The Scotsman and Londoner John THOMSON (1837-1921) is acclaimed in Martin Parr and Gerry Badger’s “The Photobook: A History” as “one of the best [foreign] photographers ever to set foot in China”. Thomson photographed in China, Cambodia, Thailand and Malaysia from 1862 to 1872. He published Foochow and the River Min in 1873. His best known work is the four volume Illustrations of China and its People, two hundred photographs with his own letterpress descriptions of the places and people represented, published in 1873-1874 - which was “responsible for firmly establishing his reputation as a photographer, traveller, and leading authority on China” (Oxford Dictionary of National Biography). In 1875, John Thomson wrote: “The camera should be a power in this age of instruction, for the instruction of the age.” Thomson worked with the journalist Adolphe Smith on the ground-breaking Street Life in London (1877). John Thomson FRGS became the principal photography teacher for the Royal Geographical Society, training a new generation of travellers and explorers in photography, including Isabella Bird. See a biography on Wikipedia. See also a portrait of John Thomson, aged about 60. His grave in south London has recently been restored.
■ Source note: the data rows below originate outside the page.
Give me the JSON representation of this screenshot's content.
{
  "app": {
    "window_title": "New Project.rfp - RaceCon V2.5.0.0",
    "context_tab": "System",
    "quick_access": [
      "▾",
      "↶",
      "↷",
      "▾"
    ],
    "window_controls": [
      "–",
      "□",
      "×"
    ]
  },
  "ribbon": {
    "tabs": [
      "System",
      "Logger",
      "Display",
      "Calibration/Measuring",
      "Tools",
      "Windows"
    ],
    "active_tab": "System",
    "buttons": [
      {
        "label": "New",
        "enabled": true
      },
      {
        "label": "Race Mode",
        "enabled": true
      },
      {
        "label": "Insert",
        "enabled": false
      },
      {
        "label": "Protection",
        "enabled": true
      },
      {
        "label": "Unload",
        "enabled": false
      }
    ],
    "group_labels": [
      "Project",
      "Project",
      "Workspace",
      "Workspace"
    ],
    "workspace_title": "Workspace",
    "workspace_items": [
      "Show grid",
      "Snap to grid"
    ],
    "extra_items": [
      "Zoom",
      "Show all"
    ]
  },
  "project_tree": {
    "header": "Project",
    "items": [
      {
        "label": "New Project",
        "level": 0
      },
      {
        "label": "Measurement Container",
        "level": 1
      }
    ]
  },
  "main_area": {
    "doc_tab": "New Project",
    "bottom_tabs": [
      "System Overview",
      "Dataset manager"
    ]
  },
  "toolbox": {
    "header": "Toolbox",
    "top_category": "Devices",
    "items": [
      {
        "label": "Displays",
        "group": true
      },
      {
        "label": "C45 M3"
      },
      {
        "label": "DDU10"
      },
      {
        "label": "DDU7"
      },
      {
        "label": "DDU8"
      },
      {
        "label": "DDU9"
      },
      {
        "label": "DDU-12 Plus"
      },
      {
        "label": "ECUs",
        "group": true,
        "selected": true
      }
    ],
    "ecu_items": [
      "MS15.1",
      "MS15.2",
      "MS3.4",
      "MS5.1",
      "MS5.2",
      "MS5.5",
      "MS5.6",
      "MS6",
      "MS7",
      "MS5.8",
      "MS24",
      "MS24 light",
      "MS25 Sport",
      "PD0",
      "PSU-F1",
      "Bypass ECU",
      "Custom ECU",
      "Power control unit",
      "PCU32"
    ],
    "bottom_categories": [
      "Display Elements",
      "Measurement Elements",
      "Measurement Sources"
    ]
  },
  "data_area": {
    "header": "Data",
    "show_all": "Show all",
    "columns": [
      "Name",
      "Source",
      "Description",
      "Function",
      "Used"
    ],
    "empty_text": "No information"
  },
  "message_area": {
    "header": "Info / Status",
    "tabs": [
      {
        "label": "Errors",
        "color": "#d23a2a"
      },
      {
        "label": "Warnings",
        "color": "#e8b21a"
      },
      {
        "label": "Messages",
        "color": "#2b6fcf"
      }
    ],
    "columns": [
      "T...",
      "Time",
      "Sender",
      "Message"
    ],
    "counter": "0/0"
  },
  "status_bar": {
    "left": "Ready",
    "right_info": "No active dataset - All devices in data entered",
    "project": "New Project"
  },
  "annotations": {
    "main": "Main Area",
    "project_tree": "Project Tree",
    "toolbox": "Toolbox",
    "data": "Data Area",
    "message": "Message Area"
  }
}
Wellcome Collection - scans of John Thomson's negatives etc.